The architecture preferred by 'Millennials'

17.06.2019 • CMV Architects

We have all heard of 'Millennials,' but do we really know who we are referring to? The terms 'Generation Y' and 'millennial' refer to those born between the first half of the 1980s and the mid-1990s. Demographic estimates indicate that this group will represent more than three-quarters of the world's population by the middle of the next decade. Some of their characteristics, in short, are marked by greater use and familiarity with technology and the communications media, as well as by their intense use of digital technologies.

It is interesting to observe how the members of this generation, taking into account that we are talking about people who are currently between 25 and 35 years old, perceive architecture and the needs that it must cover for them. An important piece of information: we are faced with a public that has either already left home or is about to do so and, thus, this public includes future home buyers.

Among the elements that architecture studios are keeping in mind when working with Millennials is the importance of spaces and materials, as well as the incorporation of technology. Many of the professionals in the sector consider this generation to be seeking a series of specific characteristics in their environments – and we will detail those characteristics below.

The availability of multifunctional, connected spaces seems essential. Here a relevant factor appears: the role of teleworking and having to share, on many occasions, the same space for working and living brings about the need for the rooms to have different uses (for example: a living room that can be transformed into an office and vice versa). Linked to the above, the incorporation of technology in the home is fundamental for 'Generation Y,' especially in terms of the Internet of Things (IoT) and its application to lighting solutions, refrigeration, waste management, etc.

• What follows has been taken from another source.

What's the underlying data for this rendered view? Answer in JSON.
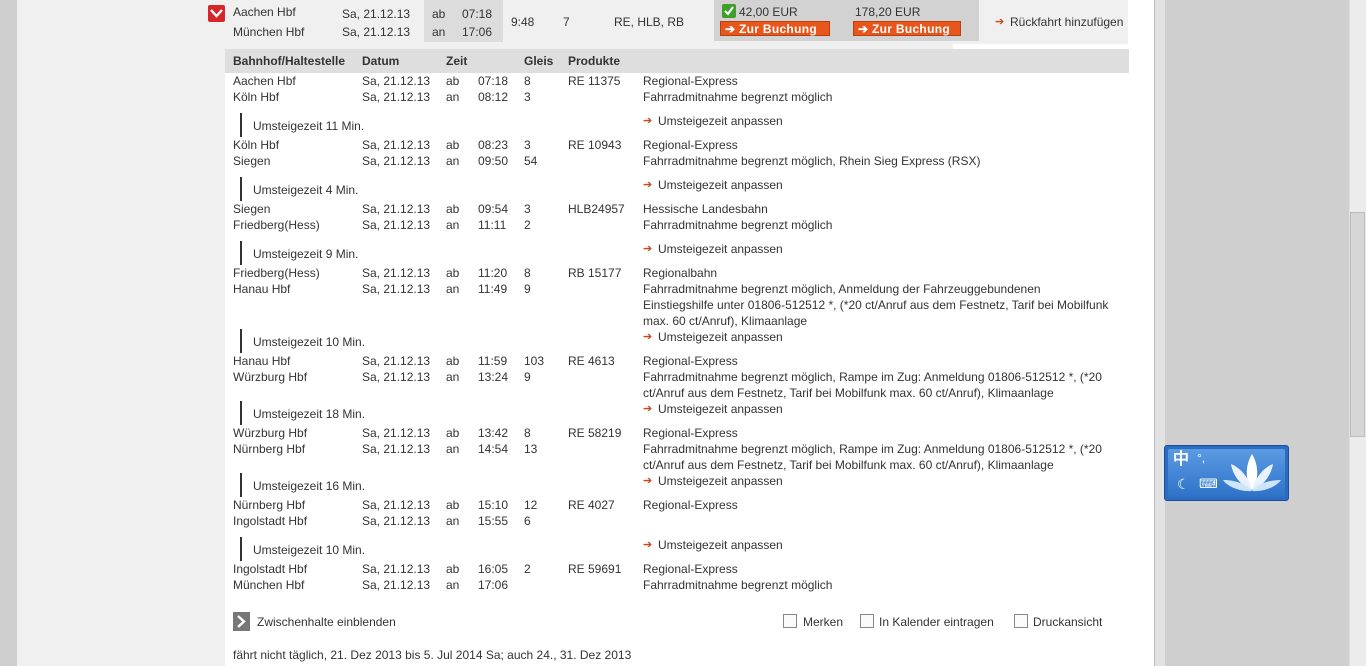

The materials used play an important role for Millennials too. Among their predilections is the use of natural elements without finishes such as exposed wood (exposed beams or partitions) and any other unfinished material – in a clear commitment to minimalism. We also cannot ignore common areas like meeting points where they undertake an important part of their lives thanks to the constant growth of their social environment. "Long live coworking," they exclaim.

Their concern for the environment implies that they blindly believe that their buildings must be green. Starting with the materials and continuing on through to the construction process and the operation and maintenance of the home, Millennials favor sustainable homes designed to save water and energy. In line with that, they propose a mixed land use in the form of comprehensive vertical complexes that cover all the needs they may have (residential, work, and commercial).